Outside of Beirut, up in the mountains of Aley, a series of old Ottoman stables have been converted into a residence for Syrian artists. Since it was first opened by Raghad Mardini in May 2012, Art Residence Aley has hosted numerous artists, including Iman Hasbani and Anas Homsi. Both now live in Berlin. Beirut, for some, is only transitory. 

“It has given me a wider vision of the world,” says the artist and film director Hazem Alhamwi of his own exile in Berlin. “Maybe it’s more painful, but it’s more real. It is training for how to change pain into creative energy. Since 2014 I have been painting a collection I call ‘Homeland in the Imagination’. It might be our destiny to have Syria only in our imagination.”

Alhamwi is best known for “From My Syrian Room,” a documentary in which, through art and conversation, he attempts to understand how Syrians have learned to live with the distress and anxiety caused by war. It was while editing the film in France in 2013 that he realized he could not return to Syria, he said.

“I feel tired,” he told Arab News. “I feel as if I have one leg here — where I have to integrate, and want to — and the other leg in Syria, where I cannot stop being interested in what is happening. My family, my friends and my memories are still there. On the other hand, I feel like I am discovering another kind of violence, moving from living under a military dictatorship to the dictatorship of money.

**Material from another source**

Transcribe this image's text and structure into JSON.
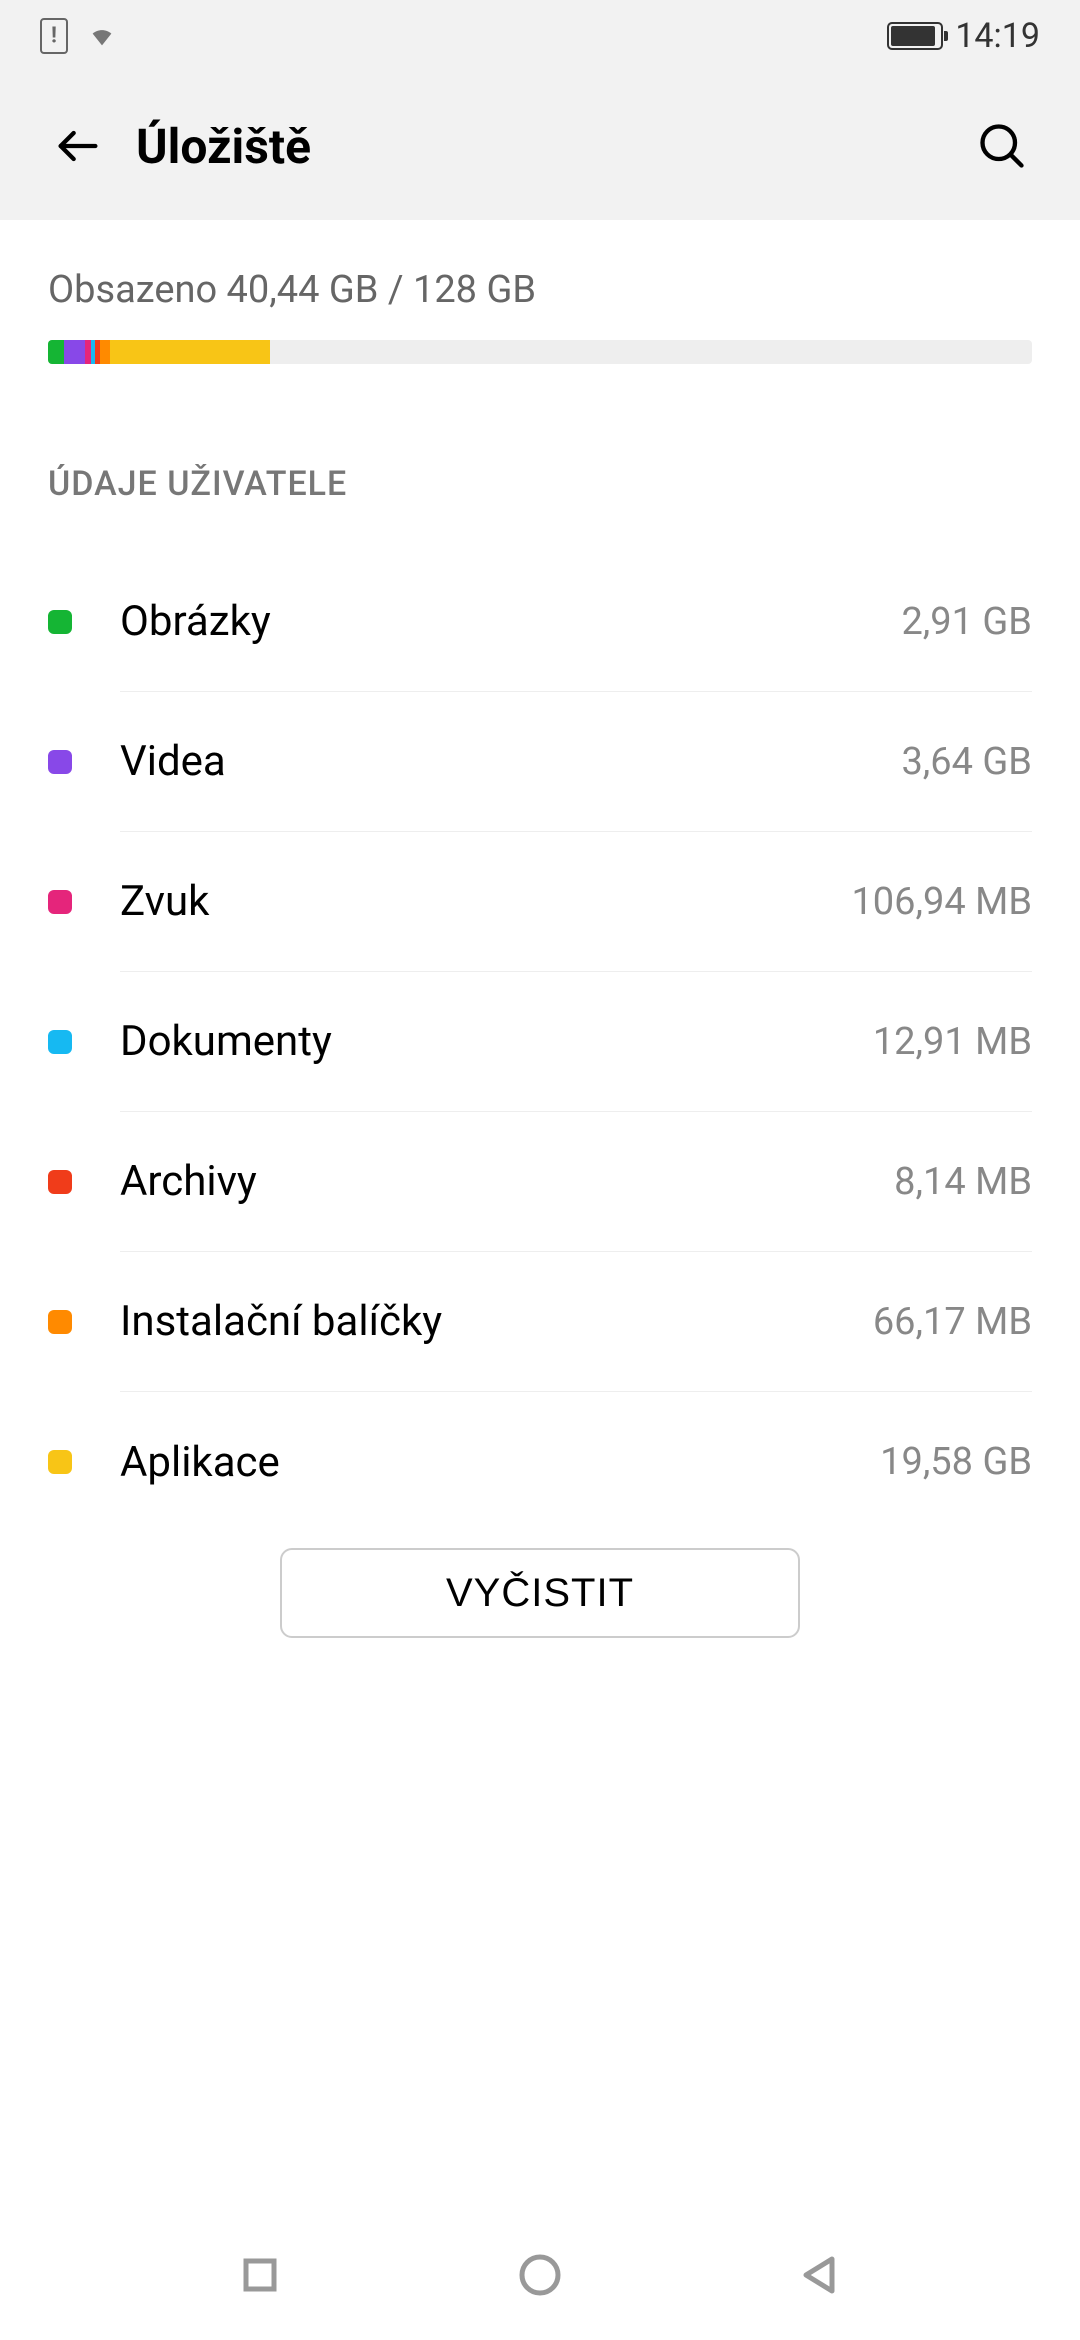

It’s a smooth violence written on smooth paper and put into a clean envelope. I feel myself in the stomach of the capitalist machine.”

For many exiled Syrian artists, their work is an expression of grief; a way to portray an overwhelming sense of loss. For others, those expressions are more subtle.

“We watch so many lies on TV, that it looks like art could be the only honest witness to modern times,” said Alhamwi, whose next film, produced by Zeina Zahreddine and Florian Schewe, will examine issues of identity. “Even many people’s facial expressions are not real. But good art is not only a mirror of the artist, but also of the spirit of the time they live in; or it’s at least the result of this reaction (of) the artist (to) the era.

“Art always tries to get people to pay more attention and not to repeat the same mistakes, but to learn from them instead. In wars, where the feelings of people are ignored and all the focus is on weapons, killing, fire and iron, art protects people’s real memory, away from any agenda or propaganda. It is this complicated memory that reflects the events, the emotions and the point of view of the artist. That is why art is needed in war as a special documentation. To tell the stories of people who didn’t get involved, because of position or fate,” he continued. “Art is a way for artists to survive in a world controlled by violence.”